Back to the article.

In making these tenets active, neo-conservatives:

  • see international issues in morally absolutist categories; they are convinced that they alone hold the moral high ground and argue that disagreement effectively offers comfort to the enemy

  • emphasise the unipolar nature of American power and are prepared to exercise the military option as the first rather than last policy choice; they repudiate the received “lessons of Vietnam”, believing they undermine American willingness to use force - and rather embrace the “lessons of Munich,” believing they establish the virtues of pre-emptive military action

  • disdain conventional diplomatic agencies such as the state department and country-specific, pragmatic analysis because they dilute and confuse the ideological clarity of their policies

  • eschew multilateral institutions and treaties while drawing comfort from international criticism, believing that it confirms American virtue."

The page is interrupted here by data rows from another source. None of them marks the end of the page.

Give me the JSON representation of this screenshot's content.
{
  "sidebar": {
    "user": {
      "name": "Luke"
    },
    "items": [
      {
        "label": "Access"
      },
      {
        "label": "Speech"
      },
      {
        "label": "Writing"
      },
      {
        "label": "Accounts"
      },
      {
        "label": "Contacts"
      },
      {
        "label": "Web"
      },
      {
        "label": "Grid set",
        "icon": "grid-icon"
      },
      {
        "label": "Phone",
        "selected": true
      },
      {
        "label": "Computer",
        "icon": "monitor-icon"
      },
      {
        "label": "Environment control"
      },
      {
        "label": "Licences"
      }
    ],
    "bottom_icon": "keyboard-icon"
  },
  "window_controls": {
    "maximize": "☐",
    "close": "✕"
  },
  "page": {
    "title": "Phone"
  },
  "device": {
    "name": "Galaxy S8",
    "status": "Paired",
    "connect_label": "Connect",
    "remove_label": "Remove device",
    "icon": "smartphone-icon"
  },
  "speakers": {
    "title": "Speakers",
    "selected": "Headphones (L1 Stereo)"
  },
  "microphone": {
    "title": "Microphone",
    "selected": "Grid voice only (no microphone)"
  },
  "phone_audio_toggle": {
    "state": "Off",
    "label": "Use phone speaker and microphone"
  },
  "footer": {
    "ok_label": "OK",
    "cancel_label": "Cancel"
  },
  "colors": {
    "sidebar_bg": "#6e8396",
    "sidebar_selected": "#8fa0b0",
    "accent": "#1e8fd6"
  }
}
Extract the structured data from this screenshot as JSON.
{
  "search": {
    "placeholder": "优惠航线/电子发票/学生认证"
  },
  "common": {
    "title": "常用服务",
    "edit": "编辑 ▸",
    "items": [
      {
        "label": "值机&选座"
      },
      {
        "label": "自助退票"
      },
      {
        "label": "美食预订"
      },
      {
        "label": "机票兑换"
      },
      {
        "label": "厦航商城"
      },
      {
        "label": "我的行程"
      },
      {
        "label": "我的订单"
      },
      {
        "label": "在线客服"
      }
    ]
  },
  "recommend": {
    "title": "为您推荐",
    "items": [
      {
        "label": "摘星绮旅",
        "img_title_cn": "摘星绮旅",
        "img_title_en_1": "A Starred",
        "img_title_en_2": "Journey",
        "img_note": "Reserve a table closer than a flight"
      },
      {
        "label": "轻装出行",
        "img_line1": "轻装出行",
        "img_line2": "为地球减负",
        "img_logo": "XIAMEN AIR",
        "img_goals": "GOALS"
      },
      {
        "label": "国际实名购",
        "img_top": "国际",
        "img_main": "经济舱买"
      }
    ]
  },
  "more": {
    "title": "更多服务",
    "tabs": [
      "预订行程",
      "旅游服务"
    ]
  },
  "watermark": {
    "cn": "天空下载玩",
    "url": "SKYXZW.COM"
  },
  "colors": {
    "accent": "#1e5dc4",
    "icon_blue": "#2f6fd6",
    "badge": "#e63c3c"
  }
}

That's nuts. Not only do the authors make no connection between the "core tenets" and their activation (how does A cause B?), they show no examples of their opponents' supposed conviction that, to take just the first example, "they alone hold the moral high ground and argue that disagreement effectively offers comfort to the enemy."

Frankly, this is the kind of nonsense I expect from the left. Cato Institute or Kato Kaelin?

The U.S. goes to war in Iraq to overthrow a dictator, knowing full well that, in spite of the best efforts we can make, innocent civilians will die as a result of our war. To the anti-war mind, that de-legitimatizes the war as a moral force.

But we also know that Saddam and his sons are busy killing Iraqis in the most horrible ways, and that he is very interested in killing Americans if he gets the chance. So the realistic view notices that there is suffering and dying going on in Iraq. It says we can't claim our hands are unbloodied simply because we sit comfortably at home and do nothing to stop it -- rather the opposite.

This seems to me a complex decision, not a simplistic moral dichotomy. Rather, I'd characterize the anti-war position as a simplistic moral dichotomy.

And certainly many kinds of anti-war resistance do aid and comfort the enemy. The North Vietnamese have told us so. But if I am the moral absolutist this article would make me out to be, why do I not want these voices shut down and silenced -- thrown in jail and muzzled, a la Lincoln in 1862? Because my moral certainties include the belief that liberal democracy -- including freedom to make stupid protests -- is "good." It's certainly better than the Islamist alternative of fatwas on fiction writers.

At this point I'm still wondering if I'm a neo-con or not, but I've realized this article isn't going to be any help at all.